The study of the preservation of meat from putrefaction affords scope for much ingenuity on the part of chemists. Quite recently the bisulphide of carbon has been applied to this purpose. Its application, however, can scarcely be regarded as successful, for though the protection against putrefaction appears to be complete, the persistence of the extremely unpleasant odour of the bisulphide will prevent its coming into use for food. Zöller has recently described to the Chemical Society of Berlin some experiments made with this substance upon considerable quantities of meat, and upon various fruits and esculent vegetables. A very few drops of this powerful antiseptic were sufficient to ensure complete preservation, and to procure the destruction of putrefactive germs. The fruit and vegetables lost their unpleasant odour upon a brief exposure to the air; but the meat, even after roasting, retained an unmistakeable taint from the minute quantity of bisulphide which still remained. Hugo Schiff has applied these valuable antiseptic properties in a different direction. He observed that the cocoons of silk-worms killed by the poisonous vapour of the bisulphide of carbon did not putrefy. He has kept without putrefaction, since 1869, the bodies of some pigs, and of a small lizard, by introducing into the vessels in which they were contained small quantities of the substance.

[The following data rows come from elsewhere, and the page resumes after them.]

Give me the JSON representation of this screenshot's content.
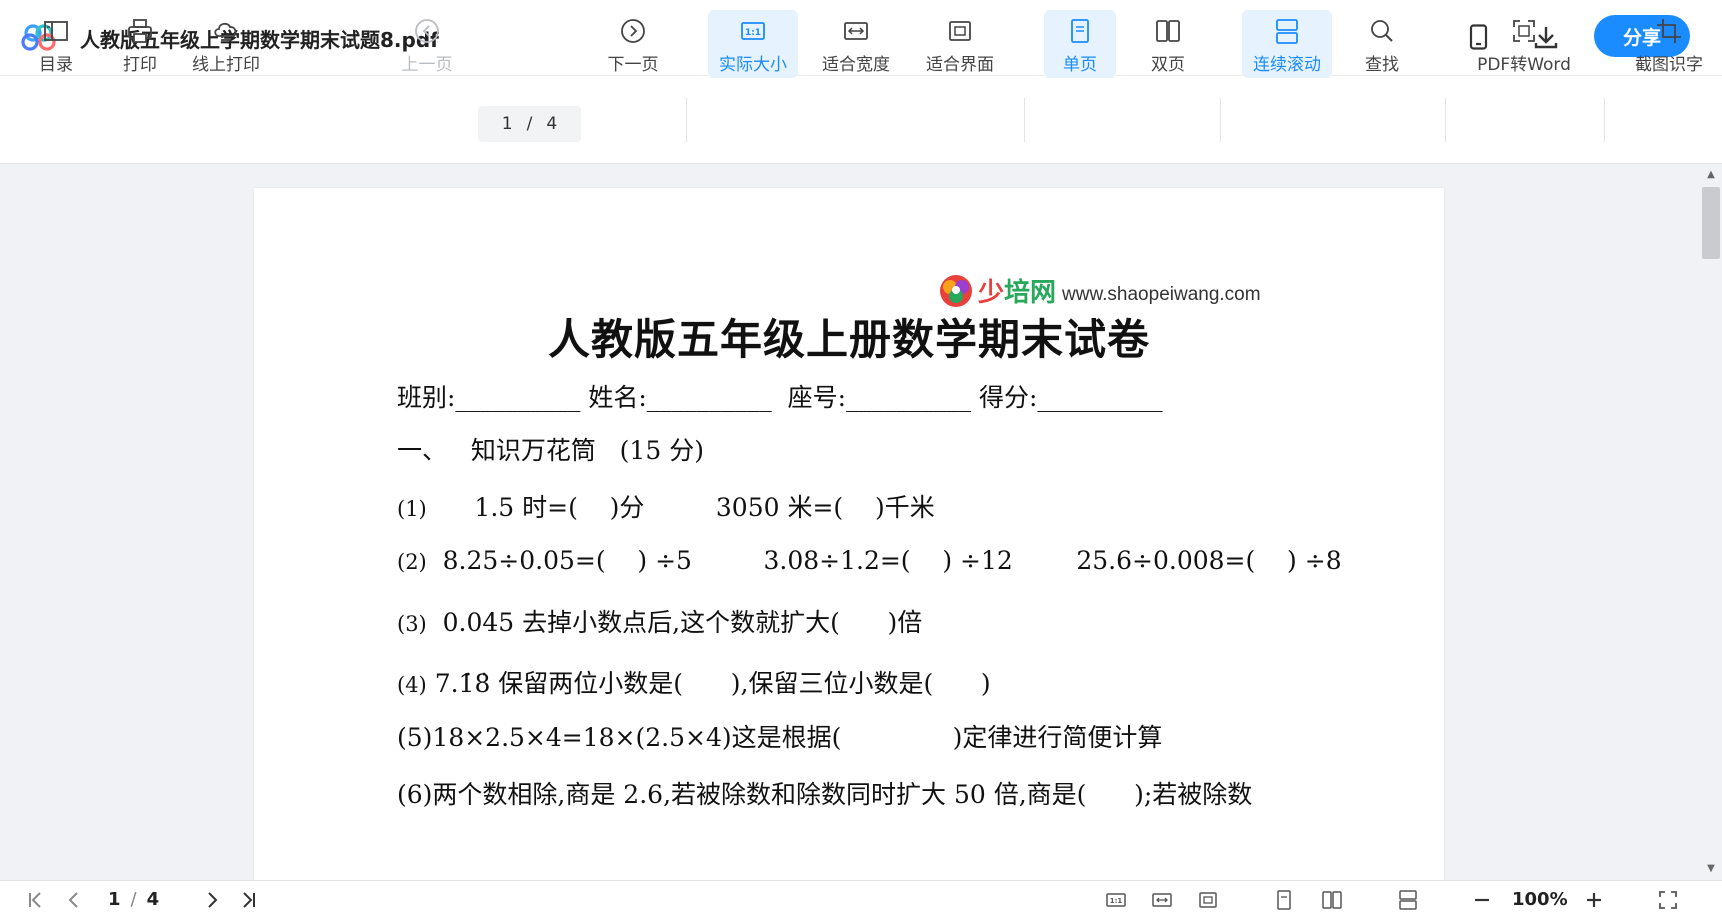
{
  "app": {
    "doc_title": "人教版五年级上学期数学期末试题8.pdf",
    "share_label": "分享",
    "accent": "#1a8cff"
  },
  "toolbar": {
    "toc": "目录",
    "print": "打印",
    "online_print": "线上打印",
    "prev_page": "上一页",
    "current_page": "1",
    "total_pages": "4",
    "page_sep": "/",
    "next_page": "下一页",
    "actual_size": "实际大小",
    "fit_width": "适合宽度",
    "fit_screen": "适合界面",
    "single_page": "单页",
    "double_page": "双页",
    "continuous_scroll": "连续滚动",
    "find": "查找",
    "pdf_to_word": "PDF转Word",
    "screenshot_ocr": "截图识字"
  },
  "document": {
    "watermark_name_a": "少",
    "watermark_name_b": "培网",
    "watermark_url": "www.shaopeiwang.com",
    "title": "人教版五年级上册数学期末试卷",
    "info_line": "班别:__________ 姓名:__________  座号:__________ 得分:__________",
    "section1": "一、   知识万花筒   (15 分)",
    "q1_num": "(1)",
    "q1": "      1.5 时=(    )分         3050 米=(    )千米",
    "q2_num": "(2)",
    "q2": "  8.25÷0.05=(    ) ÷5         3.08÷1.2=(    ) ÷12        25.6÷0.008=(    ) ÷8",
    "q3_num": "(3)",
    "q3": "  0.045 去掉小数点后,这个数就扩大(      )倍",
    "q4_num": "(4)",
    "q4": " 7.1̇8̇ 保留两位小数是(      ),保留三位小数是(      )",
    "q5": "(5)18×2.5×4=18×(2.5×4)这是根据(              )定律进行简便计算",
    "q6": "(6)两个数相除,商是 2.6,若被除数和除数同时扩大 50 倍,商是(      );若被除数"
  },
  "statusbar": {
    "current_page": "1",
    "page_sep": "/",
    "total_pages": "4",
    "zoom": "100%"
  }
}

Mr. Keates has recently described, in the Chemical News, another use for the bisulphide of carbon. He proposes to burn it in an ordinary spirit lamp, in order to produce sulphurous acid gas for disinfecting purposes. He considers this a superior method of preparing the disinfectant to the usual method of burning sulphur.
A monosulphide of carbon is now prepared from the bisulphide by digesting in it metallic iron for a considerable time. The new substance is a reddish-brown powder. Whether it will prove as useful a substance in technological chemistry as the bisulphide, is scarcely probable.
Scarcely a month passes but some new form of adulteration is brought to light. Recently we have seen a flood of paragraphs in